Leave the Leaves
One of the most valuable things you can do to support pollinators and other invertebrates is to provide them with the winter cover they need.
While monarch migration is a well-known phenomenon, it’s not the norm when it comes to butterflies. In fact, the vast majority of butterflies and moths overwinter in the landscape as an egg, caterpillar, chrysalis, or adult. In all but the warmest climates, these butterflies use leaf litter for winter cover. Great spangled fritillary and wooly bear caterpillars tuck themselves into a pile of leaves for protection from cold weather and predators. Red-banded hairstreaks lay their eggs on fallen oak leaves, which become the first food of the caterpillars when they emerge. Luna moths and swallowtail butterflies disguise their cocoons and chrysalis as dried leaves, blending in with the “real” leaves.
Beyond butterflies, bumble bees also rely on leaf litter for protection. At the end of summer, mated queen bumble bees burrow only an inch or two into the earth to hibernate for winter. An extra thick layer of leaves is welcome protection from the elements.
Another reason to leave the leaves is for the many benefits they provide to your landscape. Leaves provide valuable organic matter and build up healthy soil. Fallen leaves have the same weed suppression and moisture retention properties of shredded wood mulch—and they’re free!
In the past gardeners may have worried that fall leaves, matted down by snow or rain, would have a negative impact on their perennials.

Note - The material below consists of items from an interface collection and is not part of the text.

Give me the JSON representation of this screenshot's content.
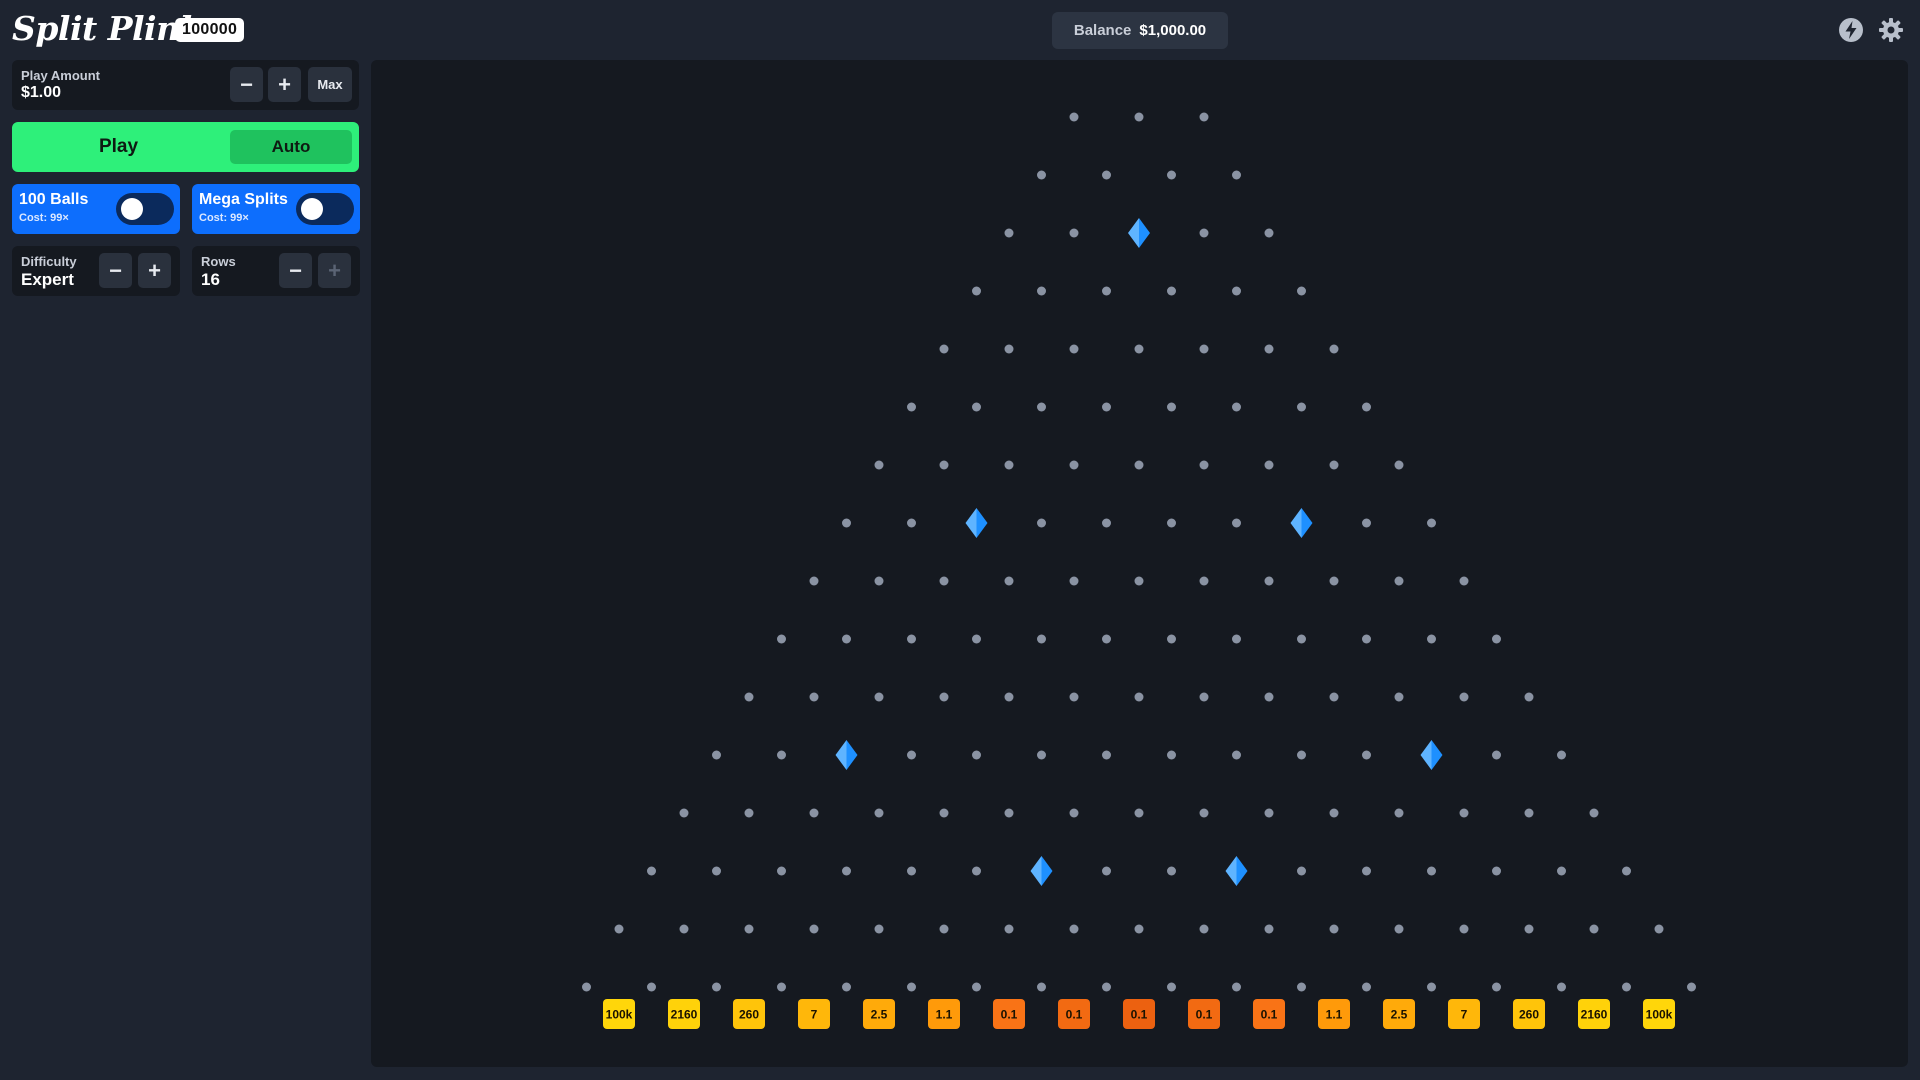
{
  "header": {
    "logo_text": "Split Plinko",
    "logo_badge": "100000",
    "balance_label": "Balance",
    "balance_value": "$1,000.00",
    "icons": [
      "lightning-icon",
      "gear-icon"
    ]
  },
  "controls": {
    "play_amount": {
      "label": "Play Amount",
      "value": "$1.00",
      "minus": "−",
      "plus": "+",
      "max": "Max"
    },
    "play_label": "Play",
    "auto_label": "Auto",
    "balls_toggle": {
      "title": "100 Balls",
      "cost": "Cost: 99×",
      "on": false
    },
    "mega_toggle": {
      "title": "Mega Splits",
      "cost": "Cost: 99×",
      "on": false
    },
    "difficulty": {
      "label": "Difficulty",
      "value": "Expert",
      "minus": "−",
      "plus": "+"
    },
    "rows": {
      "label": "Rows",
      "value": "16",
      "minus": "−",
      "plus": "+"
    }
  },
  "board": {
    "rows": 16,
    "peg_color": "#8a93a3",
    "splitter_color": "#1e90ff",
    "splitters": [
      [
        2,
        2
      ],
      [
        7,
        2
      ],
      [
        7,
        7
      ],
      [
        11,
        2
      ],
      [
        11,
        11
      ],
      [
        13,
        6
      ],
      [
        13,
        9
      ]
    ],
    "multipliers": [
      "100k",
      "2160",
      "260",
      "7",
      "2.5",
      "1.1",
      "0.1",
      "0.1",
      "0.1",
      "0.1",
      "0.1",
      "1.1",
      "2.5",
      "7",
      "260",
      "2160",
      "100k"
    ],
    "slot_colors": [
      "#ffd60a",
      "#ffd20a",
      "#ffc40a",
      "#ffb70a",
      "#ffaa0a",
      "#ff9a0a",
      "#f97316",
      "#f26a12",
      "#ec6110",
      "#f26a12",
      "#f97316",
      "#ff9a0a",
      "#ffaa0a",
      "#ffb70a",
      "#ffc40a",
      "#ffd20a",
      "#ffd60a"
    ]
  }
}
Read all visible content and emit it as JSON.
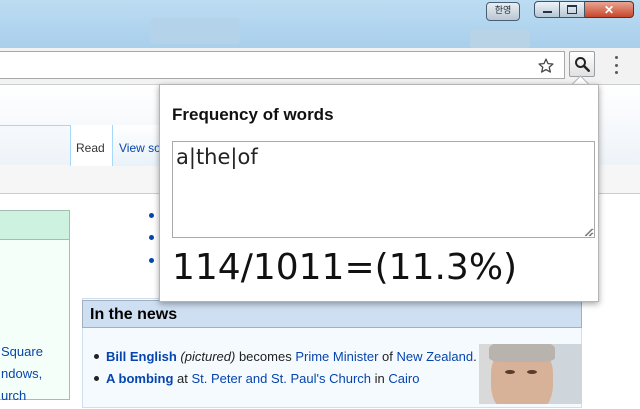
{
  "window": {
    "ime_label": "한영",
    "close_glyph": "✕"
  },
  "browser": {
    "address": "",
    "star_icon": "star-icon",
    "extension_icon": "search-icon",
    "menu_icon": "more-vert-icon"
  },
  "wiki": {
    "tabs": [
      {
        "label": "Read"
      },
      {
        "label": "View so"
      }
    ],
    "left_links": [
      "Square",
      "ndows,",
      "urch"
    ],
    "news": {
      "title": "In the news",
      "items": [
        {
          "parts": [
            {
              "t": "Bill English",
              "style": "link-bold"
            },
            {
              "t": " ",
              "style": "text"
            },
            {
              "t": "(pictured)",
              "style": "italic"
            },
            {
              "t": " becomes ",
              "style": "text"
            },
            {
              "t": "Prime Minister",
              "style": "link"
            },
            {
              "t": " of ",
              "style": "text"
            },
            {
              "t": "New Zealand",
              "style": "link"
            },
            {
              "t": ".",
              "style": "text"
            }
          ]
        },
        {
          "parts": [
            {
              "t": "A bombing",
              "style": "link-bold"
            },
            {
              "t": " at ",
              "style": "text"
            },
            {
              "t": "St. Peter and St. Paul's Church",
              "style": "link"
            },
            {
              "t": " in ",
              "style": "text"
            },
            {
              "t": "Cairo",
              "style": "link"
            }
          ]
        }
      ]
    }
  },
  "popup": {
    "title": "Frequency of words",
    "input_value": "a|the|of",
    "result": "114/1011=(11.3%)"
  },
  "colors": {
    "titlebar": "#b4d5ef",
    "link": "#0645ad",
    "news_header": "#cedff2"
  }
}
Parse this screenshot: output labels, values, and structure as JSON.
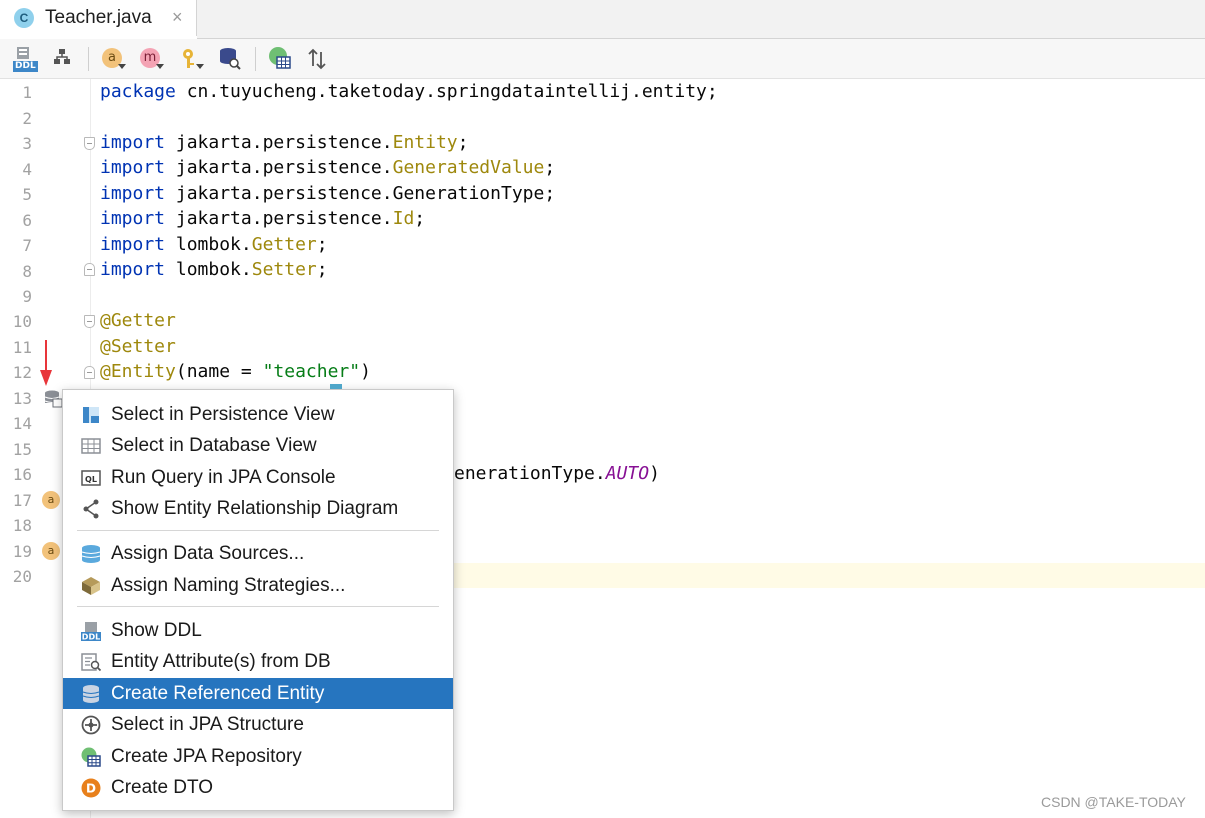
{
  "tab": {
    "title": "Teacher.java",
    "icon_letter": "C",
    "close_glyph": "×"
  },
  "toolbar": {
    "ddl_label": "DDL",
    "attribute_label": "a",
    "method_label": "m"
  },
  "editor": {
    "line_numbers": [
      "1",
      "2",
      "3",
      "4",
      "5",
      "6",
      "7",
      "8",
      "9",
      "10",
      "11",
      "12",
      "13",
      "14",
      "15",
      "16",
      "17",
      "18",
      "19",
      "20"
    ],
    "lines": {
      "l1": {
        "kw": "package",
        "rest": " cn.tuyucheng.taketoday.springdataintellij.entity;"
      },
      "l3": {
        "kw": "import",
        "pre": " jakarta.persistence.",
        "cls": "Entity",
        "post": ";"
      },
      "l4": {
        "kw": "import",
        "pre": " jakarta.persistence.",
        "cls": "GeneratedValue",
        "post": ";"
      },
      "l5": {
        "kw": "import",
        "pre": " jakarta.persistence.GenerationType;"
      },
      "l6": {
        "kw": "import",
        "pre": " jakarta.persistence.",
        "cls": "Id",
        "post": ";"
      },
      "l7": {
        "kw": "import",
        "pre": " lombok.",
        "cls": "Getter",
        "post": ";"
      },
      "l8": {
        "kw": "import",
        "pre": " lombok.",
        "cls": "Setter",
        "post": ";"
      },
      "l10": {
        "ann": "@Getter"
      },
      "l11": {
        "ann": "@Setter"
      },
      "l12": {
        "ann": "@Entity",
        "pre": "(name = ",
        "str": "\"teacher\"",
        "post": ")"
      },
      "l16": {
        "pre": "enerationType.",
        "enum": "AUTO",
        "post": ")"
      }
    },
    "gutter_icons": {
      "l17": "a",
      "l19": "a"
    }
  },
  "popup_menu": {
    "items": [
      {
        "label": "Select in Persistence View",
        "icon": "persistence-view-icon"
      },
      {
        "label": "Select in Database View",
        "icon": "database-view-icon"
      },
      {
        "label": "Run Query in JPA Console",
        "icon": "ql-console-icon",
        "icon_text": "QL"
      },
      {
        "label": "Show Entity Relationship Diagram",
        "icon": "diagram-icon"
      },
      {
        "label": "Assign Data Sources...",
        "icon": "data-sources-icon"
      },
      {
        "label": "Assign Naming Strategies...",
        "icon": "naming-strategies-icon"
      },
      {
        "label": "Show DDL",
        "icon": "ddl-icon",
        "icon_text": "DDL"
      },
      {
        "label": "Entity Attribute(s) from DB",
        "icon": "entity-attributes-icon"
      },
      {
        "label": "Create Referenced Entity",
        "icon": "referenced-entity-icon",
        "selected": true
      },
      {
        "label": "Select in JPA Structure",
        "icon": "jpa-structure-icon"
      },
      {
        "label": "Create JPA Repository",
        "icon": "jpa-repository-icon"
      },
      {
        "label": "Create DTO",
        "icon": "dto-icon",
        "icon_text": "D"
      }
    ]
  },
  "watermark": "CSDN @TAKE-TODAY",
  "colors": {
    "keyword": "#0033b3",
    "annotation": "#9e880d",
    "string": "#067d17",
    "enum_constant": "#871094",
    "selection": "#2675bf",
    "caret_line": "#fffbe6"
  }
}
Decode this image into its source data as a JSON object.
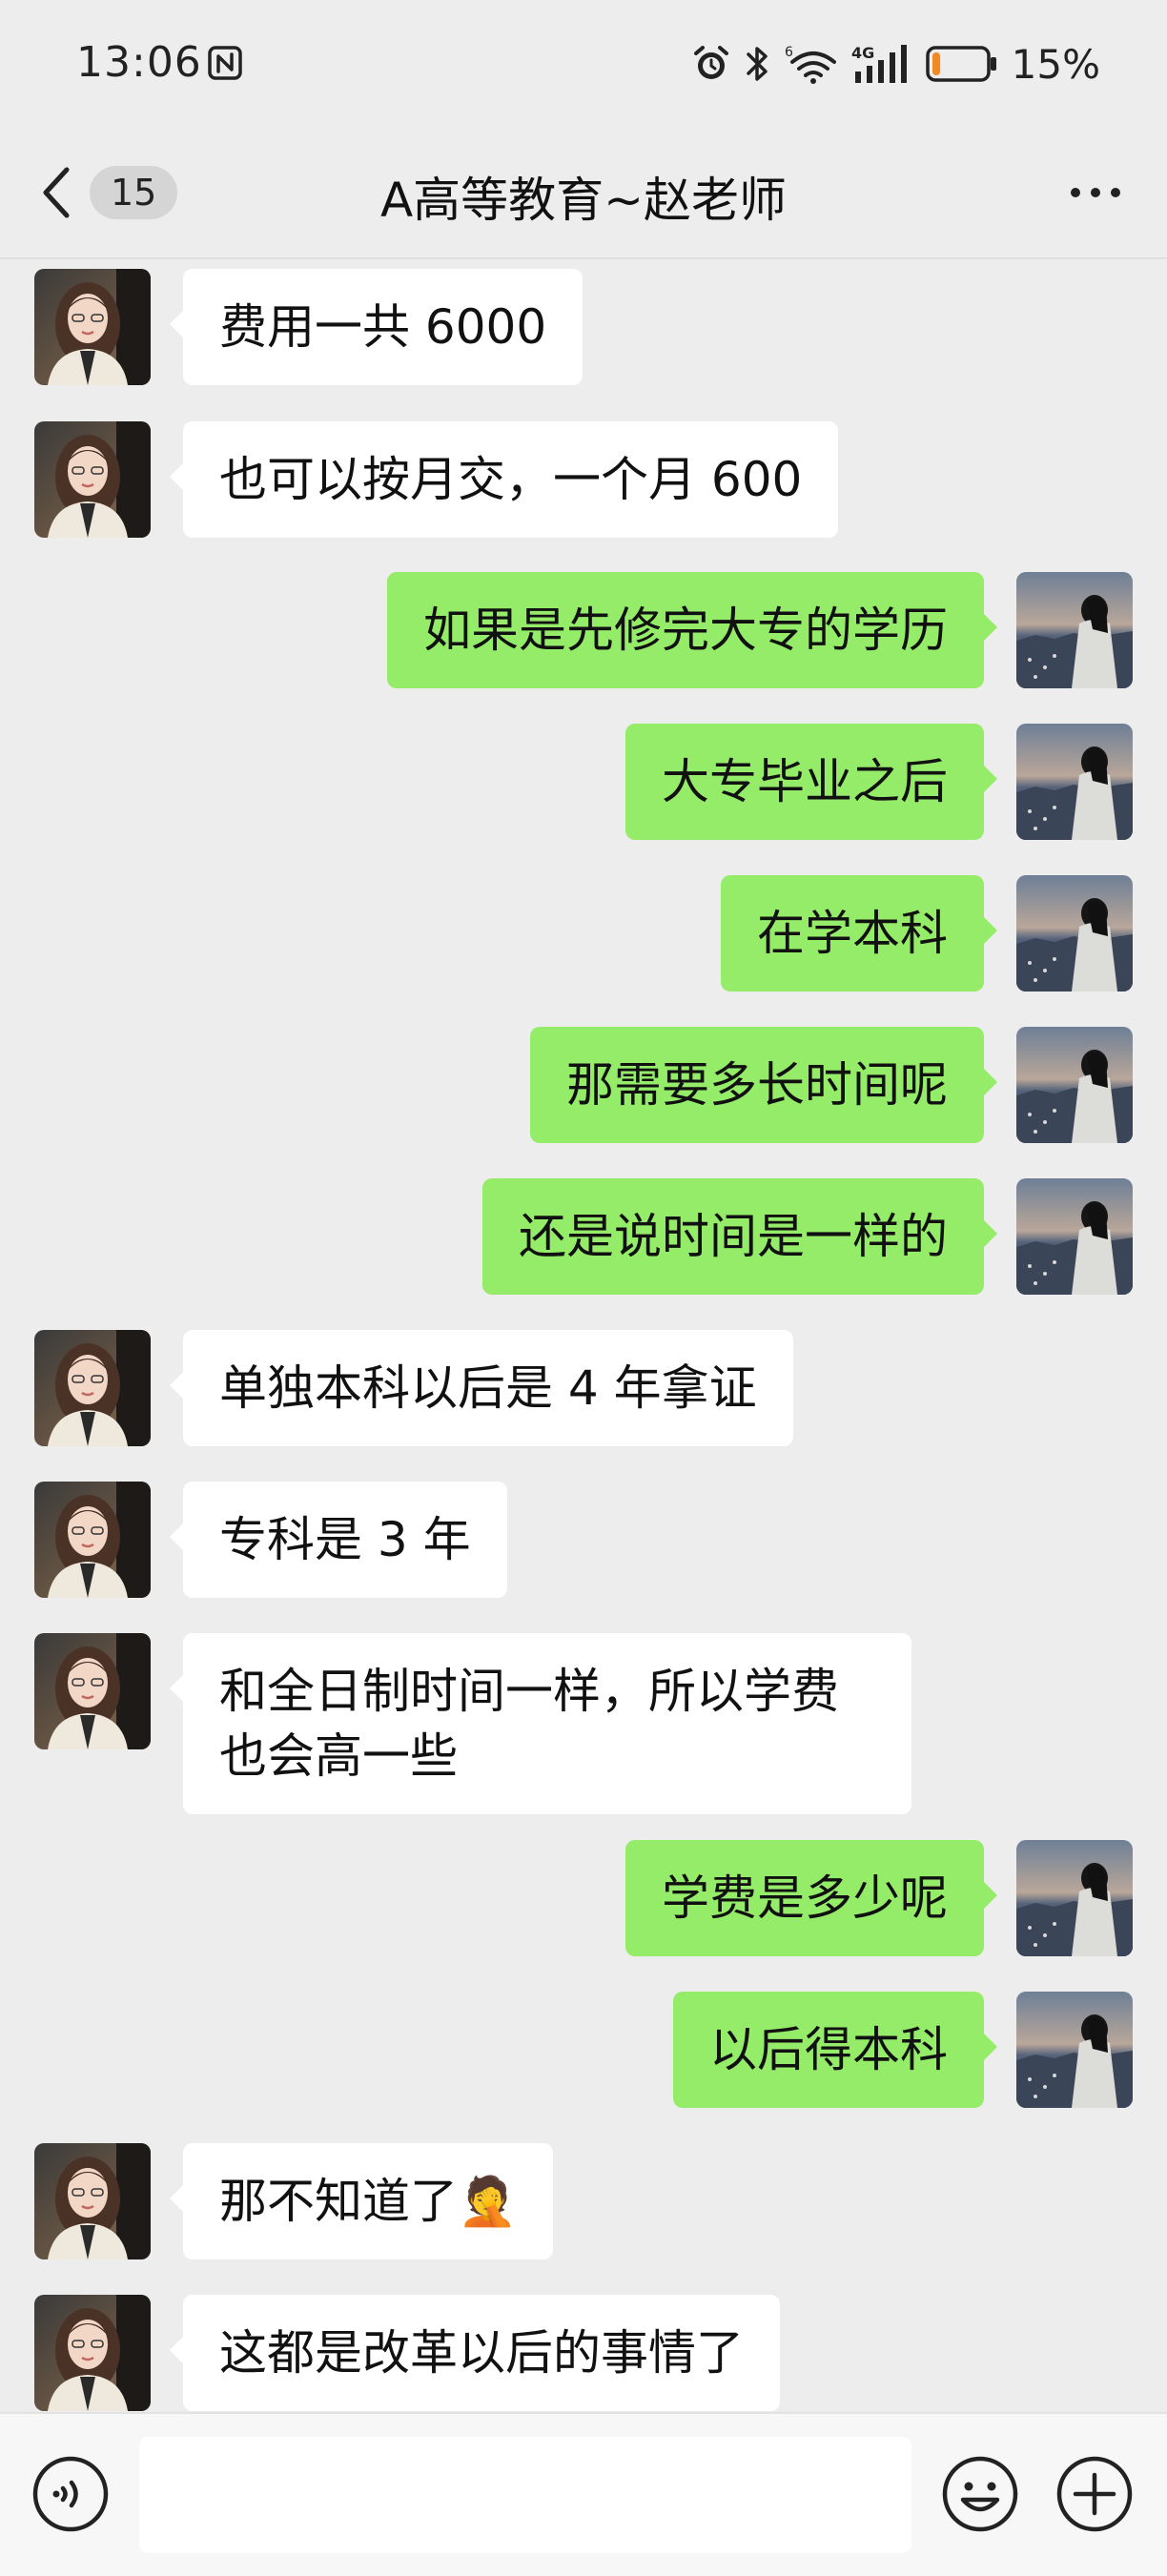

In reality, a thick layer of leaves provides additional insulation against bitter cold weather, and can protect newly planted perennials when frost-heave may expose tender roots.
While the idea is to “leave the leaves” permanently – for all of the benefits mentioned above – if you do decide you need to cleanup the garden and remove the leaves in spring, make sure you wait until late in the season so as not to destroy all the life you’ve worked to protect.
Written by Justin Wheeler, courtesy of: